Spotify has announced plans to acquire audiobook services and distribution company Findaway at an undisclosed price. The company operates multiple businesses, including distributing audiobooks on various platforms and offering audiobook creation services as part of its Findaway Voices business. The company associates authors and storytellers, who could become a valuable new source of revenue for Spotify.
Additionally, it makes Spotify both a commercial bookseller and audiobook publisher, a title the company has been hesitant to accept for its podcasting efforts.
“With this acquisition, we will be able to accelerate the addition of an audiobook catalog to the platform so that users can actually get all the audio content they want on one platform,” says Nir Zicherman, head of audiobooks at Spotify. , in a chat with The Verge.
Zicherman says the team is focusing on “innovation” in space to make audiobooks a “richer experience” and “democratization” as more people can create and publish more audiobooks. She also wants to work on discovering audio books, as she has always focused on music and podcasts.

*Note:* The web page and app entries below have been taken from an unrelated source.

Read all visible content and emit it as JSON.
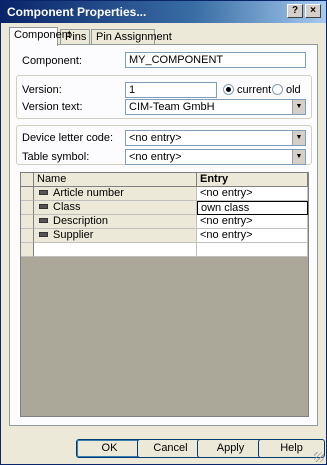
{
  "window": {
    "title": "Component Properties...",
    "help_btn": "?",
    "close_btn": "×"
  },
  "tabs": [
    {
      "label": "Component",
      "active": true
    },
    {
      "label": "Pins",
      "active": false
    },
    {
      "label": "Pin Assignment",
      "active": false
    }
  ],
  "component": {
    "label": "Component:",
    "value": "MY_COMPONENT"
  },
  "version": {
    "label": "Version:",
    "value": "1",
    "radio_current": "current",
    "radio_old": "old",
    "selected": "current",
    "text_label": "Version text:",
    "text_value": "CIM-Team GmbH"
  },
  "device": {
    "letter_label": "Device letter code:",
    "letter_value": "<no entry>",
    "table_label": "Table symbol:",
    "table_value": "<no entry>"
  },
  "grid": {
    "headers": [
      "Name",
      "Entry"
    ],
    "rows": [
      {
        "name": "Article number",
        "entry": "<no entry>"
      },
      {
        "name": "Class",
        "entry": "own class"
      },
      {
        "name": "Description",
        "entry": "<no entry>"
      },
      {
        "name": "Supplier",
        "entry": "<no entry>"
      }
    ]
  },
  "buttons": {
    "ok": "OK",
    "cancel": "Cancel",
    "apply": "Apply",
    "help": "Help"
  }
}
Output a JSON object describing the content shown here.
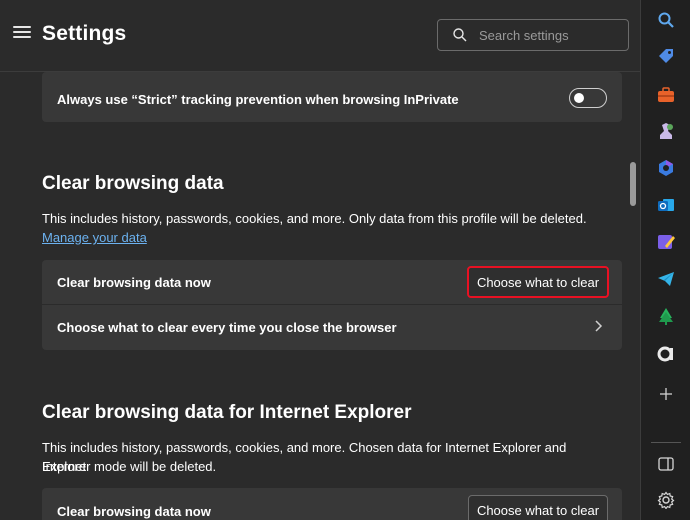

Zicherman declined to share any details about exclusives that might impact Spotify’s audiobook strategy, but praised the company’s work with creators. “Voices currently allows creators to deliver widely,” he says, “and this is a very important part of the offering and something we intend to maintain and continue to support because we think it’s part of what makes the platform so powerful from a point of view. view of the creator “.
Zicherman also says Spotify’s main app will likely get more audiobooks in early 2022, when some Open Access partnerships start distributing content there. (Storytel, a leading audiobook streaming apps, is an initial partner.) However, these moves aren’t the first to signal Spotify’s interest in the audiobook space. It worked with YouTubers and celebrities in January to distribute classic book readings, such as Frankenstein, and so collaborated with JK Rowling’s Wizarding World to release Harry Potter and the Philosopher’s Stone in sound form.
More importantly, the acquisition will give Spotify a new way to make money by staying in the audio industry. Findaway shares the authors’ royalties, which means that every time someone buys a book distributed by Findaway on the platform, Spotify will make money. It will also take a portion of the revenue when people buy a book on the platform, like any retailer. (A spokesperson declined to comment on its monetization plans.) It seems possible Spotify could launch new subscription tiers, similar to Audible, to account for audiobook consumption. Notably, however, Spotify will also have to pay royalties to other distributors and audiobook authors, similar to how it treats music content.
Correction 11/11, 4: 5 ET: This story initially claimed Spotify would make money when people streamed an audiobook. He should have said that when they buy one. We apologize for the mistake and have corrected it.